··· Listed records ···

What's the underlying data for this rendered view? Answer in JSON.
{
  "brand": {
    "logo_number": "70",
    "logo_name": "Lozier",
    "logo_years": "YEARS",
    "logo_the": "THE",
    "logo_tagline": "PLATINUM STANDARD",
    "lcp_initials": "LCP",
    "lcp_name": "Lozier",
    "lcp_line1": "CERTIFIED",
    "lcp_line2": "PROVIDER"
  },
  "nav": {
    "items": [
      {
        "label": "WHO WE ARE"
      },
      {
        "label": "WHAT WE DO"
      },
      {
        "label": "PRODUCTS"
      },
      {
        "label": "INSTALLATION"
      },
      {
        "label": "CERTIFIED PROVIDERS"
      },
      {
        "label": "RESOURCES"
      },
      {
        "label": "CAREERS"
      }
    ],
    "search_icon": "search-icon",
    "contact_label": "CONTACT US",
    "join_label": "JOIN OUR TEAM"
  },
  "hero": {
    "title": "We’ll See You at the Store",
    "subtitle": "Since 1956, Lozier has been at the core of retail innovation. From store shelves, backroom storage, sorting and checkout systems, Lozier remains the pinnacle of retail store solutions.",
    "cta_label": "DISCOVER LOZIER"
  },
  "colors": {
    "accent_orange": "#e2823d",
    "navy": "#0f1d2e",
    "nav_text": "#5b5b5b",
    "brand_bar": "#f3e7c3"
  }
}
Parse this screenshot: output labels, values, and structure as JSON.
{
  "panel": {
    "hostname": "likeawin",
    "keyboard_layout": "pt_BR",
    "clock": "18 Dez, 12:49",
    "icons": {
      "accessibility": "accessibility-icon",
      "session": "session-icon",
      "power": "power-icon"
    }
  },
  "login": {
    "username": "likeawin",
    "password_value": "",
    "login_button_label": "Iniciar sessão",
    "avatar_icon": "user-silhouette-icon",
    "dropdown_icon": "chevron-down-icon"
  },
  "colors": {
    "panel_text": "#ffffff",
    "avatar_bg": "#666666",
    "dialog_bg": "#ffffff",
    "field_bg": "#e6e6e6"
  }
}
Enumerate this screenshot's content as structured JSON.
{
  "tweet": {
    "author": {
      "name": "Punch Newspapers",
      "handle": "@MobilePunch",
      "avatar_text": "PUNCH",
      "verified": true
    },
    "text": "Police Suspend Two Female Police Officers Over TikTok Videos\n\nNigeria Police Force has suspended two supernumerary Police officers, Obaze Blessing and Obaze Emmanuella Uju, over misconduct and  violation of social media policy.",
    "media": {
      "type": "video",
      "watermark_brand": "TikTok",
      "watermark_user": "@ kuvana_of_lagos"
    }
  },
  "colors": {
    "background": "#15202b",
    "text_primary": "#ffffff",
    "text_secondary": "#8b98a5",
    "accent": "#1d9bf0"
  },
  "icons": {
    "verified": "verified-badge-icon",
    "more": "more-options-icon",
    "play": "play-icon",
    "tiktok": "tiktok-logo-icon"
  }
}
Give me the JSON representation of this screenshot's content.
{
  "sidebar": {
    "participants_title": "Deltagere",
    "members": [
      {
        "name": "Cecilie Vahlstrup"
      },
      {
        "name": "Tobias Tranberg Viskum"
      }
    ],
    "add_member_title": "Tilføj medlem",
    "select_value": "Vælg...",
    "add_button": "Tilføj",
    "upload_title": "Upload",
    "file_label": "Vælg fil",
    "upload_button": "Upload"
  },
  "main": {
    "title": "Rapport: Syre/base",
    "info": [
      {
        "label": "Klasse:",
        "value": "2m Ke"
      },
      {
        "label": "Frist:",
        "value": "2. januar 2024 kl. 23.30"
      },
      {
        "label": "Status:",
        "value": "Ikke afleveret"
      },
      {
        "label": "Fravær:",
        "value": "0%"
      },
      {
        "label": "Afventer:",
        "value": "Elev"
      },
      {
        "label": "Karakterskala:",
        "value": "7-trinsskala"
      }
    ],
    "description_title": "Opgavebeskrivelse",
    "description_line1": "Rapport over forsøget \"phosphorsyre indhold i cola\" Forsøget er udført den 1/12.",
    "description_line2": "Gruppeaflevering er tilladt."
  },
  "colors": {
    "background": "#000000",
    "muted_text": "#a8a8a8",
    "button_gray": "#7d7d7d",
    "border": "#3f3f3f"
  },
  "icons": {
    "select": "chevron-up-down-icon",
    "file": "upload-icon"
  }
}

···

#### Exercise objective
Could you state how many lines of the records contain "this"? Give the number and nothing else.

#### Result
4